WHAT YOU WILL DO — Please reproduce the listing in its entirety, exactly as shown.
[MATERIAL SHOWN Boundary: Start]
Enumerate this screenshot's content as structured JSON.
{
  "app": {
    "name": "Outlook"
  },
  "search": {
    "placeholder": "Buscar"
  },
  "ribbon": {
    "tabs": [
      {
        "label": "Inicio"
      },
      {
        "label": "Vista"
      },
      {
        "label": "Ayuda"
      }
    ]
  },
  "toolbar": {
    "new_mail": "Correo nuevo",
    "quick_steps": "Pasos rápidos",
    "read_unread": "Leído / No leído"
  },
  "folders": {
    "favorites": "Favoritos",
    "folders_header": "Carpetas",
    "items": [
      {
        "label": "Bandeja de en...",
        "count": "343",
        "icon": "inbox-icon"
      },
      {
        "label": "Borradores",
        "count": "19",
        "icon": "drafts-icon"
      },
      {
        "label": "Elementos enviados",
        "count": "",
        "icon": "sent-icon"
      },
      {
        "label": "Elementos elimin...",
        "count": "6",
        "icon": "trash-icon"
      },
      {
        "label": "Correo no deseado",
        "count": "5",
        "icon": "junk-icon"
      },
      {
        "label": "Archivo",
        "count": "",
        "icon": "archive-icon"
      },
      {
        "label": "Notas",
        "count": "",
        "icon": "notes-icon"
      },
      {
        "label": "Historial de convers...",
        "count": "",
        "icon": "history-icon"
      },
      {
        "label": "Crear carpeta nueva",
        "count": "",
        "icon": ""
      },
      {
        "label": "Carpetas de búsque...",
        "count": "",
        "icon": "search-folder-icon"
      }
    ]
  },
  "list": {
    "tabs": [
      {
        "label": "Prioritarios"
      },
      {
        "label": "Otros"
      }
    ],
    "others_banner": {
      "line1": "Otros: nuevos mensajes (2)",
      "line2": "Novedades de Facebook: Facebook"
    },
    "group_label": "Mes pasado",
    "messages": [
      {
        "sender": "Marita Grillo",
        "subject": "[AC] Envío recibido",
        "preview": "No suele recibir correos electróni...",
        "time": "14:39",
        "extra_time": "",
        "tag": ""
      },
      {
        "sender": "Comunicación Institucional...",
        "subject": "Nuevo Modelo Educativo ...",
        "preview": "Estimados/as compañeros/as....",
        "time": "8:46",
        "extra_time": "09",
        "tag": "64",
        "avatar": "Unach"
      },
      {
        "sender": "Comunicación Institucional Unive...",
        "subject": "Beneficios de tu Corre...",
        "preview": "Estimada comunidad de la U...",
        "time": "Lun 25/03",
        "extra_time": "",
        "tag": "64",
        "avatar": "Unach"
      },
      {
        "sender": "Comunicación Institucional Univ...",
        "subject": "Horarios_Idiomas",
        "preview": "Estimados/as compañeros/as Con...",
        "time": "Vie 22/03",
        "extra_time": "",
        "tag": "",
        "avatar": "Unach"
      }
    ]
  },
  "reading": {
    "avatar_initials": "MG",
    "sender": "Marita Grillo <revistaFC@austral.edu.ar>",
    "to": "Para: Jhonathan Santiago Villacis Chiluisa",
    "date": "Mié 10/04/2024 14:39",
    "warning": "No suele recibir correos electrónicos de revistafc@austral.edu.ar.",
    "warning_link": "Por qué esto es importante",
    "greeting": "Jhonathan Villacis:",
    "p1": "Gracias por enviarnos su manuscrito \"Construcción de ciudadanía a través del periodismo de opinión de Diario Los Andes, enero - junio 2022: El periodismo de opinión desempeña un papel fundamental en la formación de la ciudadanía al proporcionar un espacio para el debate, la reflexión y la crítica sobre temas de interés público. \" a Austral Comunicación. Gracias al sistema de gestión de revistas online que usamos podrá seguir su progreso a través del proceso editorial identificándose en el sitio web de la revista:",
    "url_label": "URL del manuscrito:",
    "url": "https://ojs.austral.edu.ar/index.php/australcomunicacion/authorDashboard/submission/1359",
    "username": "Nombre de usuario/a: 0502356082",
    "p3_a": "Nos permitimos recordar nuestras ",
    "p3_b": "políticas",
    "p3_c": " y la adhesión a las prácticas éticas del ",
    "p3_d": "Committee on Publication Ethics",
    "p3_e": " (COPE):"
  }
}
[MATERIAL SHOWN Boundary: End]
RESULT FOR THIS EXERCISE —
Enumerate this screenshot's content as structured JSON.
{
  "app": {
    "name": "Outlook"
  },
  "search": {
    "placeholder": "Buscar"
  },
  "ribbon": {
    "tabs": [
      {
        "label": "Inicio"
      },
      {
        "label": "Vista"
      },
      {
        "label": "Ayuda"
      }
    ]
  },
  "toolbar": {
    "new_mail": "Correo nuevo",
    "quick_steps": "Pasos rápidos",
    "read_unread": "Leído / No leído"
  },
  "folders": {
    "favorites": "Favoritos",
    "folders_header": "Carpetas",
    "items": [
      {
        "label": "Bandeja de en...",
        "count": "343",
        "icon": "inbox-icon"
      },
      {
        "label": "Borradores",
        "count": "19",
        "icon": "drafts-icon"
      },
      {
        "label": "Elementos enviados",
        "count": "",
        "icon": "sent-icon"
      },
      {
        "label": "Elementos elimin...",
        "count": "6",
        "icon": "trash-icon"
      },
      {
        "label": "Correo no deseado",
        "count": "5",
        "icon": "junk-icon"
      },
      {
        "label": "Archivo",
        "count": "",
        "icon": "archive-icon"
      },
      {
        "label": "Notas",
        "count": "",
        "icon": "notes-icon"
      },
      {
        "label": "Historial de convers...",
        "count": "",
        "icon": "history-icon"
      },
      {
        "label": "Crear carpeta nueva",
        "count": "",
        "icon": ""
      },
      {
        "label": "Carpetas de búsque...",
        "count": "",
        "icon": "search-folder-icon"
      }
    ]
  },
  "list": {
    "tabs": [
      {
        "label": "Prioritarios"
      },
      {
        "label": "Otros"
      }
    ],
    "others_banner": {
      "line1": "Otros: nuevos mensajes (2)",
      "line2": "Novedades de Facebook: Facebook"
    },
    "group_label": "Mes pasado",
    "messages": [
      {
        "sender": "Marita Grillo",
        "subject": "[AC] Envío recibido",
        "preview": "No suele recibir correos electróni...",
        "time": "14:39",
        "extra_time": "",
        "tag": ""
      },
      {
        "sender": "Comunicación Institucional...",
        "subject": "Nuevo Modelo Educativo ...",
        "preview": "Estimados/as compañeros/as....",
        "time": "8:46",
        "extra_time": "09",
        "tag": "64",
        "avatar": "Unach"
      },
      {
        "sender": "Comunicación Institucional Unive...",
        "subject": "Beneficios de tu Corre...",
        "preview": "Estimada comunidad de la U...",
        "time": "Lun 25/03",
        "extra_time": "",
        "tag": "64",
        "avatar": "Unach"
      },
      {
        "sender": "Comunicación Institucional Univ...",
        "subject": "Horarios_Idiomas",
        "preview": "Estimados/as compañeros/as Con...",
        "time": "Vie 22/03",
        "extra_time": "",
        "tag": "",
        "avatar": "Unach"
      }
    ]
  },
  "reading": {
    "avatar_initials": "MG",
    "sender": "Marita Grillo <revistaFC@austral.edu.ar>",
    "to": "Para: Jhonathan Santiago Villacis Chiluisa",
    "date": "Mié 10/04/2024 14:39",
    "warning": "No suele recibir correos electrónicos de revistafc@austral.edu.ar.",
    "warning_link": "Por qué esto es importante",
    "greeting": "Jhonathan Villacis:",
    "p1": "Gracias por enviarnos su manuscrito \"Construcción de ciudadanía a través del periodismo de opinión de Diario Los Andes, enero - junio 2022: El periodismo de opinión desempeña un papel fundamental en la formación de la ciudadanía al proporcionar un espacio para el debate, la reflexión y la crítica sobre temas de interés público. \" a Austral Comunicación. Gracias al sistema de gestión de revistas online que usamos podrá seguir su progreso a través del proceso editorial identificándose en el sitio web de la revista:",
    "url_label": "URL del manuscrito:",
    "url": "https://ojs.austral.edu.ar/index.php/australcomunicacion/authorDashboard/submission/1359",
    "username": "Nombre de usuario/a: 0502356082",
    "p3_a": "Nos permitimos recordar nuestras ",
    "p3_b": "políticas",
    "p3_c": " y la adhesión a las prácticas éticas del ",
    "p3_d": "Committee on Publication Ethics",
    "p3_e": " (COPE):"
  }
}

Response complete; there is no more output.